Global food prices reportedly reached their highest point ever in March 2022, according to the UN Food and Agriculture Organization (FAO). Although they were 0.8% below their peak in April, the price of the reference basket of widely traded food items was 29.8% higher than it was a year ago.

Power plant damage from hurricanes might result in a lack of energy. Homebuilding prices can increase and be destroyed by wildfires. The precise effect that harsh weather has on inflation is still being studied in depth. Agriculture prices, for example, are one change that is simpler to measure than other changes, such changes in labour productivity.

Food and energy inflation, key factors in the current uptick in total inflation, could become permanent as a result of climate change. Doing a Y-o-Y analysis, GDP growth dropped to 6.3% in quarter two of the fiscal year 2023 from 8.4% in the second quarter of the year 2022.

Increased global commodity prices and the rupee’s decline to a historic low had an effect on company profitability. Retail inflation fell to a three-month low of 6.7% in October after a prolonged period of hovering over 7%, although it was still above the RBI’s upper tolerance band of 6%. After 19 months, overall inflation began to decline to single digit.

Chief Economic Advisor V Anantha Nageswaran said- “Domestic inflation is expected to ease further back on the back of softening global commodity prices and expectation of good rabi crop.” That trend is unlikely to continue given the gloomy long-term picture for climate change.

According to an SBI Ecowrap analysis, despite a 28% increase in revenues, the operational earnings of 3000 listed businesses fell by 14% in Q2 FY 2023 y-o-y.
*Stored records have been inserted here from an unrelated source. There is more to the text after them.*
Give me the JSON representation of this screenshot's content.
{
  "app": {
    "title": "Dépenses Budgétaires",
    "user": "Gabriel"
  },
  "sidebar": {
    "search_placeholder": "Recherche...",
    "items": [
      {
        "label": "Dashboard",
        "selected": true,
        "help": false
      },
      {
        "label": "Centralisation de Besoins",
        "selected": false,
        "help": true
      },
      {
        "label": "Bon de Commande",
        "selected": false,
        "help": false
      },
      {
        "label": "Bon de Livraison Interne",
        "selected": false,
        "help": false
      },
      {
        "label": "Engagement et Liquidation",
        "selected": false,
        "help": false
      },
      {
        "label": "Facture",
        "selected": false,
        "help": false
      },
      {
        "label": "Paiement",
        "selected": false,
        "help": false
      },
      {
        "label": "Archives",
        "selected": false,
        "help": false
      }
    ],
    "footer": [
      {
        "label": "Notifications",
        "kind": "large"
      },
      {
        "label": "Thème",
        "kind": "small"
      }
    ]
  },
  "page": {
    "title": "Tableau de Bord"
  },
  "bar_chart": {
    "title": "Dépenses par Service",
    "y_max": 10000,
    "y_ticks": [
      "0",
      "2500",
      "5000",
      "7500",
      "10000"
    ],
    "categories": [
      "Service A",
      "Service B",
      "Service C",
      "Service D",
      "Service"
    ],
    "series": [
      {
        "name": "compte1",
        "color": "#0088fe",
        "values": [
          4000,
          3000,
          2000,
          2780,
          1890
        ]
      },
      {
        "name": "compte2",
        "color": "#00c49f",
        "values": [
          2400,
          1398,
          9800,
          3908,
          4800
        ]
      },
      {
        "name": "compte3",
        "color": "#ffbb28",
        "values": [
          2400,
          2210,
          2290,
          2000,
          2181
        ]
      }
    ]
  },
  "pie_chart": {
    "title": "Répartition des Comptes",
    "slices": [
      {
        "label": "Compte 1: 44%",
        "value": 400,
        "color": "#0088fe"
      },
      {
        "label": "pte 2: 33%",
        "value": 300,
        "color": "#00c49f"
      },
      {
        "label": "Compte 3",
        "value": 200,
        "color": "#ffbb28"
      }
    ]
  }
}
India may inevitably require an integrated institutional structure connecting the various aspects of policymaking to manage the rising volatility brought on by climate change and the shift to cleaner energy sources.

-Swati Shubham
Senior Editor, TJEF